A Common Reality
November 14, 2019 - March 8, 2020
Candace Sanderson’s latest body of work explores the visible and invisible structures that hold women back. For generations women’s rights movements have fought and continue to fight for the fair treatment and civil liberties of all women. Over the last year, Sanderson has been creating work by confronting the reality of her own personal experiences, actively exploring on her own terms what it means to be a woman today. A Common Reality is a reference to the spaces that we all occupy. It is also an acknowledgement of how different our experience of that same reality is based on our gender.
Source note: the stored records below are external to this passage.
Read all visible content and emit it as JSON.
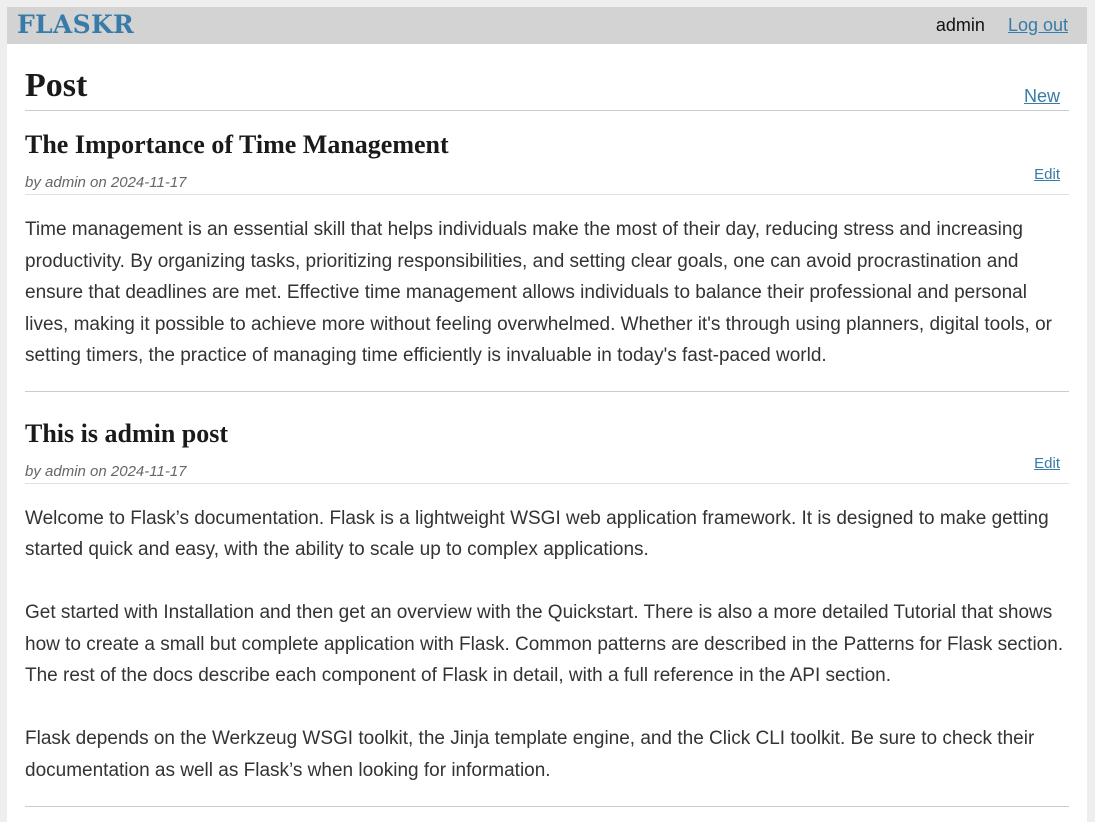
{
  "nav": {
    "title": "FLASKR",
    "user": "admin",
    "logout_label": "Log out"
  },
  "header": {
    "title": "Post",
    "new_label": "New"
  },
  "posts": [
    {
      "title": "The Importance of Time Management",
      "meta": "by admin on 2024-11-17",
      "edit_label": "Edit",
      "body": "Time management is an essential skill that helps individuals make the most of their day, reducing stress and increasing productivity. By organizing tasks, prioritizing responsibilities, and setting clear goals, one can avoid procrastination and ensure that deadlines are met. Effective time management allows individuals to balance their professional and personal lives, making it possible to achieve more without feeling overwhelmed. Whether it's through using planners, digital tools, or setting timers, the practice of managing time efficiently is invaluable in today's fast-paced world."
    },
    {
      "title": "This is admin post",
      "meta": "by admin on 2024-11-17",
      "edit_label": "Edit",
      "body": "Welcome to Flask’s documentation. Flask is a lightweight WSGI web application framework. It is designed to make getting started quick and easy, with the ability to scale up to complex applications.\n\nGet started with Installation and then get an overview with the Quickstart. There is also a more detailed Tutorial that shows how to create a small but complete application with Flask. Common patterns are described in the Patterns for Flask section. The rest of the docs describe each component of Flask in detail, with a full reference in the API section.\n\nFlask depends on the Werkzeug WSGI toolkit, the Jinja template engine, and the Click CLI toolkit. Be sure to check their documentation as well as Flask’s when looking for information."
    }
  ],
  "colors": {
    "link": "#377ba8",
    "nav_background": "#d3d3d3",
    "page_background": "#eeeeee"
  }
}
One of the central images of the exhibition is a series of interlocking female doll figures, braided into a daisy chain net. Each of their rope ties show the common bond that unites the women when woven into a tapestry of similar experiences. The X X pattern additionally repeats in the large sculptures that dominate the room, artistic interpretations of manmade structures known as Czech hedgehogs, originally built as barricades during the Second World War. Sanderson was interested in the sculptural form of the anti-tank fortifications because her relatives fought during the battle on the Beaches of Normandy in 1944. However, as a metaphor for the obstacles that women face on a daily basis, the sculptures function to slow down and redirect the forward movement of military troops. This is a common reality for women who face barriers to accessing legal workplace protections, equal opportunities for career advancement and are constantly judged for how they look and dress their own bodies. If we all take a step back to take in the whole picture it becomes clear that in order to close the gender inequality gap, we need to remove these obstacles in order to work towards the goal of a truly common reality.
Featured Image: Rope Dolls (in process), Candace Sanderson